Given the proximity to McConnell Air Force Base, unconventional paths to graduation are nothing new at Derby High School.
Mariana Sosa’s path to earning her diploma from DHS would certainly qualify as unconventional, but the recent transfer was committed to hitting that milestone this year once she arrived in Derby.
Hitting some bumps
Born and raised in California, a sudden eviction in summer 2021 led her family to begin the path toward Derby right before the start of her senior year. With five days notice, they were evicted from their home in El Monte, Calif., and moved in with family in Mexico – an eye-opener for Sosa.
Prior to the move to Mexico, Sosa had been attending continuation school – an alternative means of seeking high school diplomas for students at risk of not graduating – for two years. Sosa was enrolled in the program following the death of one of her older sisters, which sent her into a bad depression.
“I couldn’t motivate myself to get out of bed, to do anything,” Sosa said.
Not making progress in continuation school while in California, upon moving to Mexico Sosa knew she had nothing else to do but try, attending the same alternative program remotely. Mexico presented different challenges, though, with limited internet access making it hard to work with teachers, contact them by email, etc.
Seeing how her mother was raised and all the sacrifices she made – not being allowed to finish school past the sixth grade – helped motivate Sosa to recommit to her education, for herself as well as her five younger siblings.
“We’ve been homeless about eight times, and I was so tired of suffering. I knew that the only way to better myself was through that education, and I knew that there wouldn’t be an end to this unless I put myself out there and worked for my family,” Sosa said.
Knowing her younger siblings would look up to her and seeing the negative impact not being in school had on them in Mexico only helped cement her graduation goals when the family relocated to Derby at the start of 2022.
Growing up in poverty with immigrant parents, Sosa wanted to make a positive change. Ultimately, Sosa and her family moved to Derby to be closer to her uncles, with the move proving to be the right fit to get her back on track.
“Derby has offered me great opportunities in realizing that I’m not a lost cause.

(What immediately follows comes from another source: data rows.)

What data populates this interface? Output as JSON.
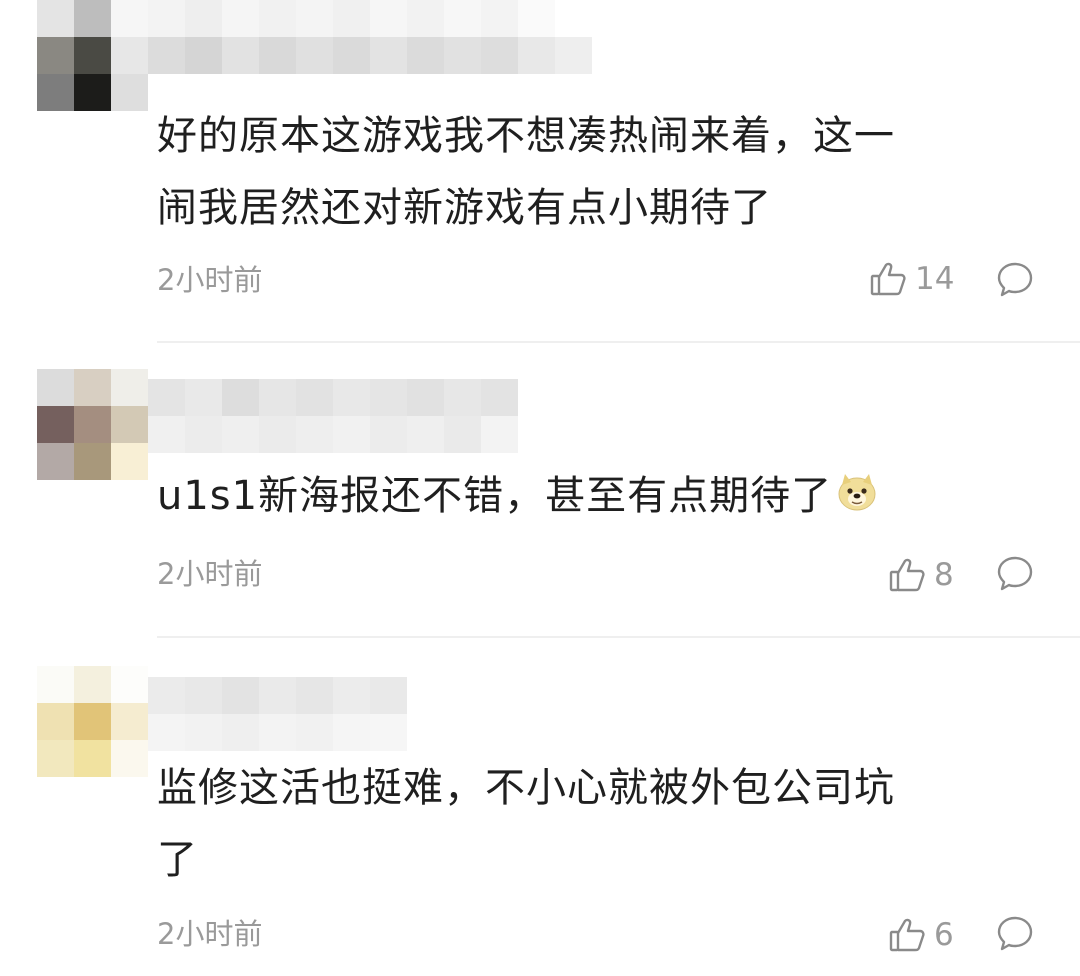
{
  "comments": [
    {
      "text_line1": "好的原本这游戏我不想凑热闹来着，这一",
      "text_line2": "闹我居然还对新游戏有点小期待了",
      "time": "2小时前",
      "likes": "14"
    },
    {
      "text_line1": "u1s1新海报还不错，甚至有点期待了",
      "emoji": "doge-emoji",
      "time": "2小时前",
      "likes": "8"
    },
    {
      "text_line1": "监修这活也挺难，不小心就被外包公司坑",
      "text_line2": "了",
      "time": "2小时前",
      "likes": "6"
    }
  ],
  "icons": {
    "like": "thumbs-up-icon",
    "reply": "comment-bubble-icon"
  },
  "colors": {
    "meta_text": "#9a9a9a",
    "body_text": "#1f1f1f",
    "divider": "#efefef"
  }
}
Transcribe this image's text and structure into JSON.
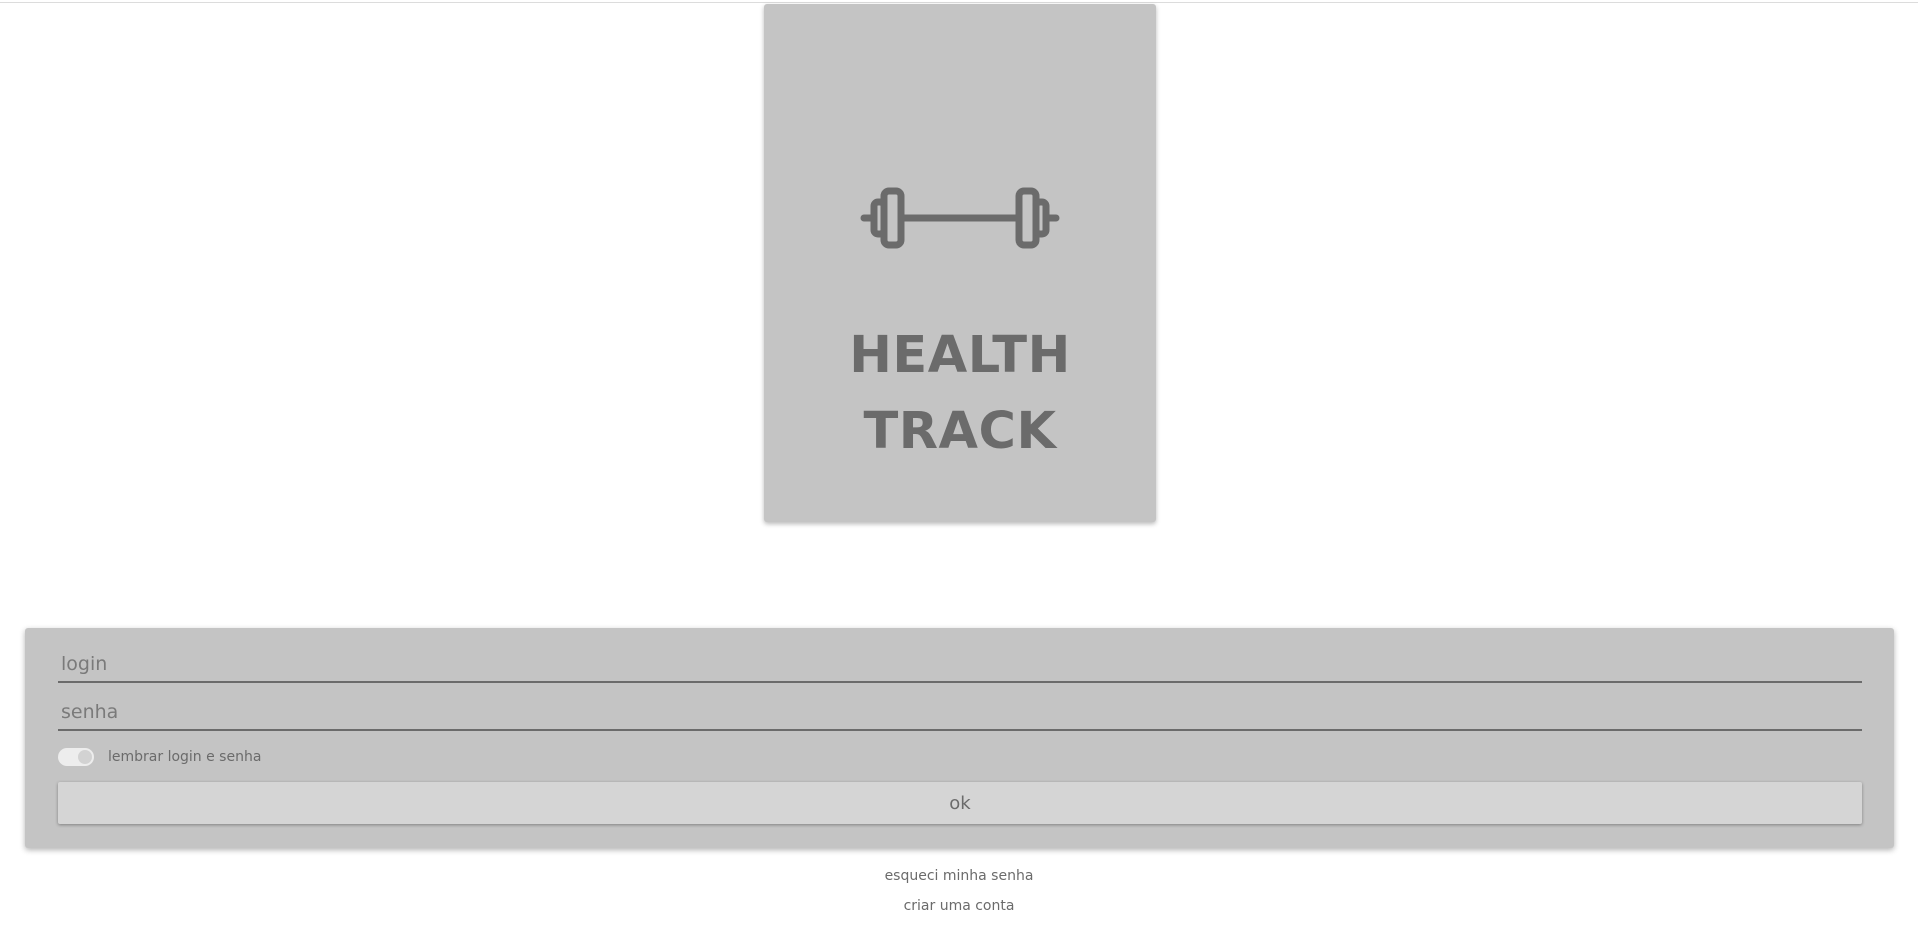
{
  "brand": {
    "line1": "HEALTH",
    "line2": "TRACK",
    "icon": "barbell-icon"
  },
  "form": {
    "login_placeholder": "login",
    "login_value": "",
    "password_placeholder": "senha",
    "password_value": "",
    "remember_label": "lembrar login e senha",
    "remember_checked": true,
    "submit_label": "ok"
  },
  "links": {
    "forgot_password": "esqueci minha senha",
    "create_account": "criar uma conta"
  },
  "colors": {
    "card_background": "#c4c4c4",
    "text": "#6b6b6b",
    "button_background": "#d5d5d5",
    "toggle_track": "#ededed"
  }
}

I came here thinking that I wasted all of my potential and that I wasn’t ever going to be able to graduate,” Sosa said. “I know I’m still capable and there’s still time for me.”
Among the opportunities Derby has provided was the opportunity to go on a field trip – normally open just to sophomores and juniors – and hear from motivational speakers in the Kansas Hispanic community.
On top of that, Sosa noted all of the staff has been extremely encouraging as she worked to make up the 14 credits she was missing in her final semester.
“Here, I was very motivated and touched by just how much these teachers pay attention to their students,” Sosa said. “They remind me every day that there’s somebody on my team and they really want to see all of their students succeed, and that’s been very moving.”
Blazing a trail
Following graduation, Sosa noted she is looking to attend community college and study psychology to “give back” and be a voice for those needing help who may not know how to ask. While she did not get to pursue any psychology classes at DHS, she noted staff have helped put her on the right path to explore that career option.
Mostly though, Sosa hopes her graduation will inspire her younger siblings – four currently enrolled at DHS and one at Derby North Middle School. Knowing that she faltered while in continuation school, she hopes to set a positive example for her siblings and others, and is grateful for the chance a Derby High School education has given her.
“Before I came to Derby, I had no motivation for myself. I did not know what my future was going to be like, and now that I’ve reached this diploma I know I’m capable of anything. I know that it doesn’t matter where I come from, where I’ve lived and what I’ve seen because there’s still opportunities for me to succeed having this diploma,” Sosa said. “It’s just going to unlock so many doors that for so many years I thought had already closed on me.”